Well, I used to think it was. But now I know it isn’t.
It’s more complicated than that—here’s why.
Most of the time we don’t notice it, but we live in a society that is obsessed with risk aversion. We think it’s normal to prevent risk at all costs. Especially risks that involve children.
And we are so focused on banning risky activities; we fail to notice all the benefits we lose when we do so.
Take Thredbo’s recent decision to ban tobogganing at it’s NSW Ski fields. Sure, speeding down the ice on a piece of plastic involves risks, and some of them are serious. But tobogganing is also very good for children.
The best thing about it is all the exercise they get, dragging their toboggan up a snowy hill, over and over again. A pretty significant benefit when you consider the fact that two-thirds of Australian children don’t get enough physical activity and 1 in 4 is overweight or obese.
We are also not as good at assessing risk as we think we are.
When our child is up in a tree, higher than we want them to be, we have a strong response. The idea that they might fall consumes us, we can’t stop thinking about it, and we can even feel physically sick.
But most of us don’t feel like that when we strap our children into the back of a car.
And when we send our children to school to sit in a chair for most of the day, we don’t even consider the risk of inactivity. Even though researchers have found inactivity to be responsible for 7% of the global burden of disease for type-2 diabetes and 10% for both breast and colon cancer. And that overall physical inactivity causes about 9% of deaths worldwide.
And then there’s the fact that allowing children to take risks also does something pretty surprising—it makes them safer.
In 2017 when Australian researchers studied what happened when educators started lighting campfires in their Newcastle preschool. They were surprised that the preschoolers began talking more about fire safety. And even incorporated ideas about safety into their dramatic play.
And a 2015 study from Belgium found that when children aged 3 to 8 participated in 14 weeks of risky play, their ability to detect risks increased. And so did their self-esteem.
When us Mums take over the job of keeping our children safe. We take away our child’s responsibility and autonomy.
But when we allow our children to take age-appropriate risks, we open up a conversation about safety. They understand that we trust them to use their judgement. And we expect them to be responsible and to be aware of their surroundings.

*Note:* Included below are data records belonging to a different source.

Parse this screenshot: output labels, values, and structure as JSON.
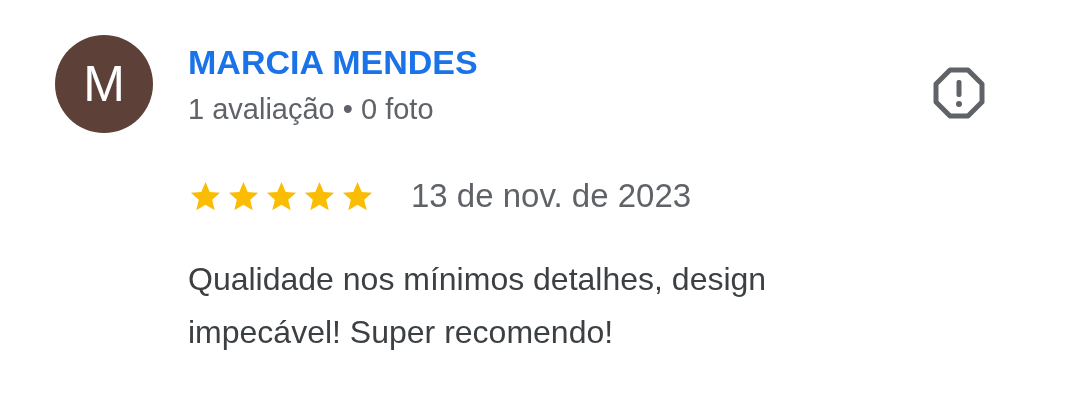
{
  "review": {
    "avatar_letter": "M",
    "author": "MARCIA MENDES",
    "meta": "1 avaliação • 0 foto",
    "stars": 5,
    "date": "13 de nov. de 2023",
    "text": "Qualidade nos mínimos detalhes, design impecável! Super recomendo!"
  }
}
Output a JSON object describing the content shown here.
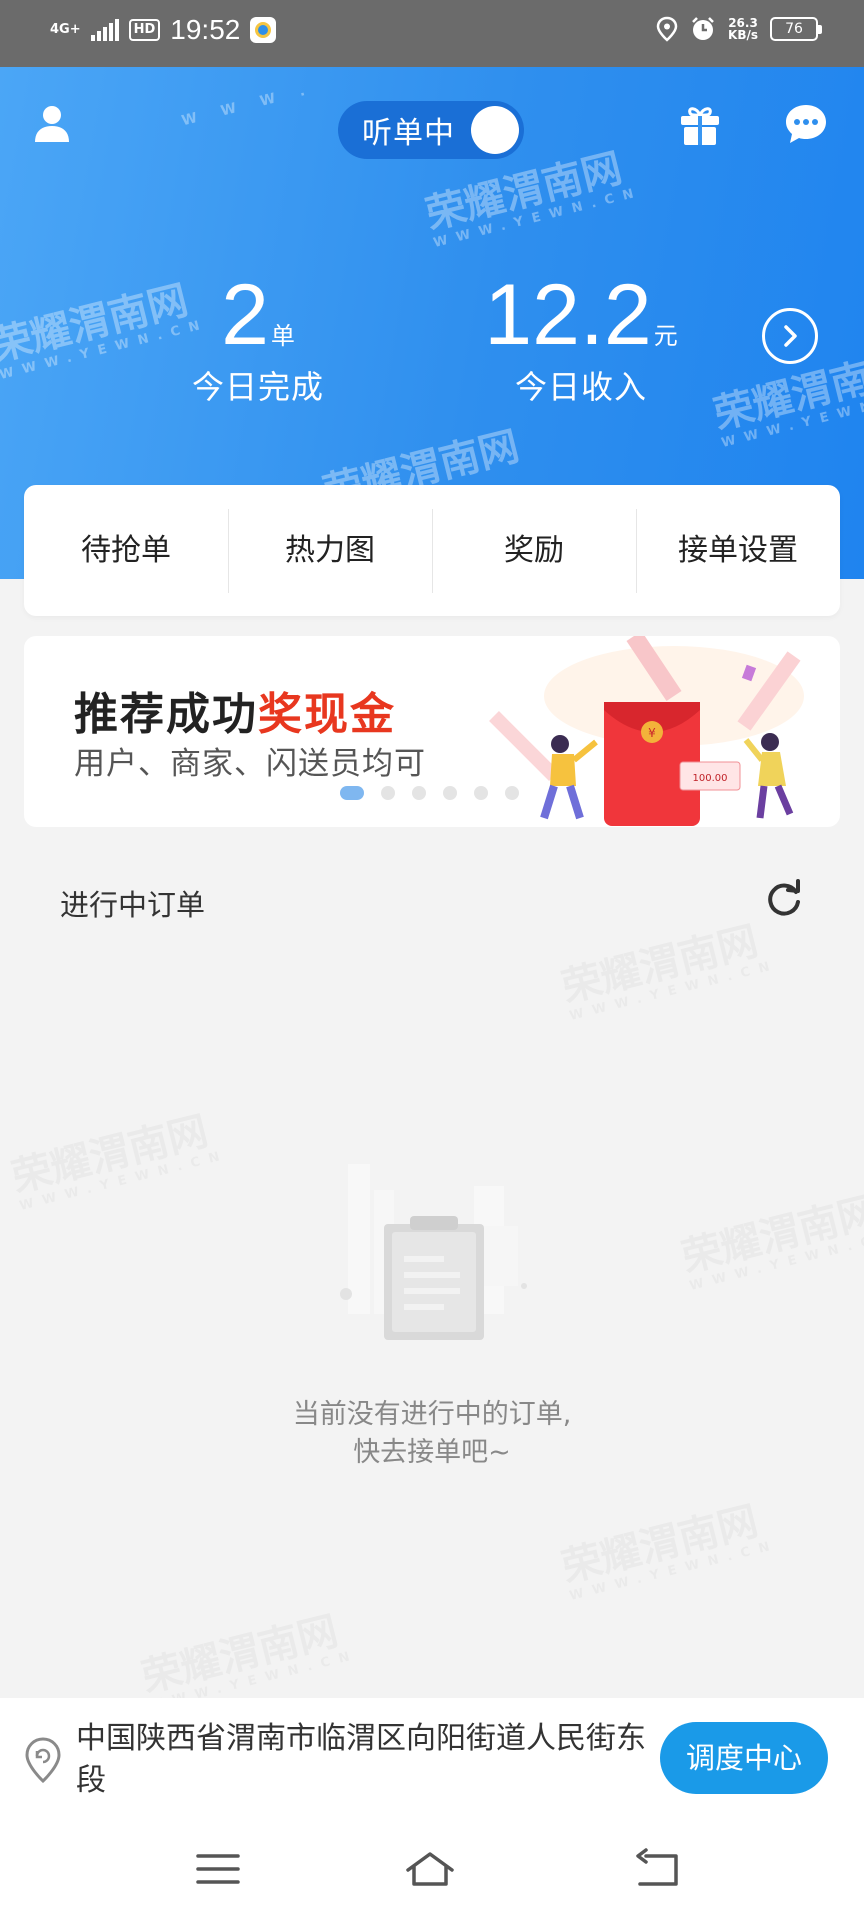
{
  "status_bar": {
    "network": "4G+",
    "hd": "HD",
    "time": "19:52",
    "speed_value": "26.3",
    "speed_unit": "KB/s",
    "battery": "76"
  },
  "header": {
    "listen_label": "听单中",
    "listen_on": true,
    "orders_count": "2",
    "orders_unit": "单",
    "orders_caption": "今日完成",
    "income_value": "12.2",
    "income_unit": "元",
    "income_caption": "今日收入"
  },
  "menu": {
    "items": [
      {
        "label": "待抢单"
      },
      {
        "label": "热力图"
      },
      {
        "label": "奖励"
      },
      {
        "label": "接单设置"
      }
    ]
  },
  "banner": {
    "title_main": "推荐成功",
    "title_highlight": "奖现金",
    "subtitle": "用户、商家、闪送员均可",
    "envelope_amount": "100.00",
    "page_count": 6,
    "active_page": 0,
    "highlight_color": "#e8371f"
  },
  "orders": {
    "section_title": "进行中订单",
    "empty_line1": "当前没有进行中的订单,",
    "empty_line2": "快去接单吧~"
  },
  "location": {
    "address": "中国陕西省渭南市临渭区向阳街道人民街东段",
    "dispatch_label": "调度中心"
  },
  "watermark": {
    "text": "荣耀渭南网",
    "sub": "WWW.YEWN.CN"
  },
  "colors": {
    "header_blue": "#2f8fee",
    "toggle_dark": "#1a6fd6",
    "dispatch_blue": "#1a9ae8",
    "indicator_active": "#7fb7f0"
  },
  "icons": {
    "user": "user-icon",
    "gift": "gift-icon",
    "message": "message-icon",
    "next": "chevron-right-icon",
    "refresh": "refresh-icon",
    "location": "location-pin-icon",
    "nav_menu": "menu-lines-icon",
    "nav_home": "home-icon",
    "nav_back": "back-icon"
  }
}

And when we do that we find out our children are much more capable or assessing risk and keeping themselves safe than we thought.

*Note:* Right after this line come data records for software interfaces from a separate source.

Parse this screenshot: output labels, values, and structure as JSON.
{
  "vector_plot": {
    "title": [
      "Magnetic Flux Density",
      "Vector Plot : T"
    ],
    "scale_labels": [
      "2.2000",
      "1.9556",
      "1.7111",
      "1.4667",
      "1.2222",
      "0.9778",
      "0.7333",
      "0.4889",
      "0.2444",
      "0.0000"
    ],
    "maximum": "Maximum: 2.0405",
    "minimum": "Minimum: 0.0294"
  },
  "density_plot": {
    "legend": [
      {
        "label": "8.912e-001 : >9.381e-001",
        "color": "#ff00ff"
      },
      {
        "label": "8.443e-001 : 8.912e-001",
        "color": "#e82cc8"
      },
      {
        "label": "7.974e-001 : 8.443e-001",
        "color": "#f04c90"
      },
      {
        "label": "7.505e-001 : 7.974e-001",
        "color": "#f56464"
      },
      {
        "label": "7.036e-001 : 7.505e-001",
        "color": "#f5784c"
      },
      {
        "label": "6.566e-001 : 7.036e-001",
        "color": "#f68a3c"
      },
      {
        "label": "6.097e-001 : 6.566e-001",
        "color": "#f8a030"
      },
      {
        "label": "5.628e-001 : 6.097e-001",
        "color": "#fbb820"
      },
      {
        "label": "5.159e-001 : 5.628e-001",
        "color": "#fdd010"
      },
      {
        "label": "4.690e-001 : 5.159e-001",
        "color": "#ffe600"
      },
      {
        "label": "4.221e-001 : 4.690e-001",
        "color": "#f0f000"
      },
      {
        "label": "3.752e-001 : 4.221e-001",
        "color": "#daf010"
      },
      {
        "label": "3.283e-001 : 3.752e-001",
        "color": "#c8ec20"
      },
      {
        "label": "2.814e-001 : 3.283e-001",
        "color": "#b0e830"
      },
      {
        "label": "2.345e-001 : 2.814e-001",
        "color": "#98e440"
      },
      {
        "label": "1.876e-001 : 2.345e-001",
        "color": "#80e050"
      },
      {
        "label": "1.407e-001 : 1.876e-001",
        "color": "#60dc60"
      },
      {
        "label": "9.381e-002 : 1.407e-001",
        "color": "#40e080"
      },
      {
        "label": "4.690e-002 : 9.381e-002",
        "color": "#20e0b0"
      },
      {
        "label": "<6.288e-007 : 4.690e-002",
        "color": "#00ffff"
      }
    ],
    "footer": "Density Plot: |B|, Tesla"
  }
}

That’s what happened with the pocket knife. We let our son have one. There were conditions, of course. It lived with Dad’s knife out of reach and was used under supervision.
Our son learnt it was a tool, not a toy. He understood he had a responsibility to use it safely. And he loved it. Opening seed pods and whittling sticks made outdoor play more engaging, and his confidence grew.

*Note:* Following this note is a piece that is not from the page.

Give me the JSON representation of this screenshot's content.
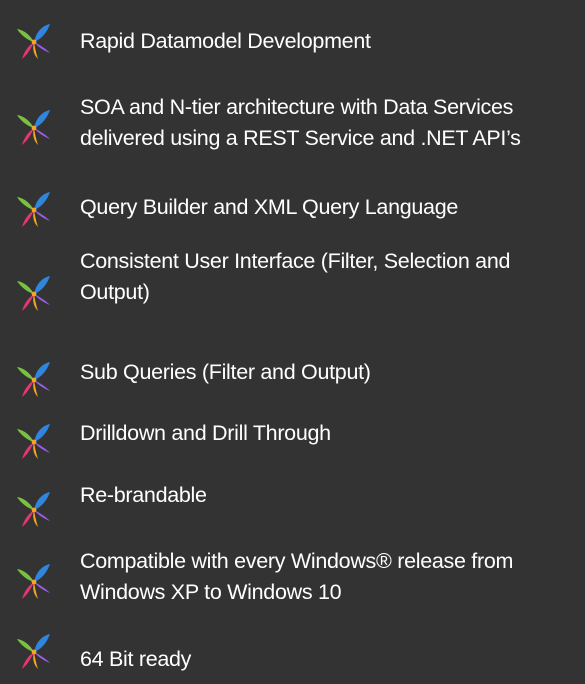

Now I stand on the other side. And I know how hard it can be to be the mum who lets your child do risky things.
Last week a friend and I took a walk along a local bike track. She pushed her baby in the pram while our four other children rode their bikes along beside us.
Towards the end of the walk our two eldest, both five, decided to ride as fast as they could to the end of the path. It was quite a long way, and at times they were so far ahead we couldn’t quite see them around the corner. But they are sensible kids, we trusted them to keep themselves safe.
An older lady, walking the other direction along the path, noticed our kids before she saw us. By the time she got over to us, she had a stern look on her face, ‘Your children are very far ahead you know’ she said.
But I just smiled.
Because I no longer feel it’s my job to protect my children from all potential harm. It’s to raise them to be confident, responsible and brave.
I’ve decided I’m going to give my children the freedom to take risks. I’m going to let them do adventurous things.
Because in twelve years my son will get behind the wheel of a car, without me at his side. And we both need to be ready for that.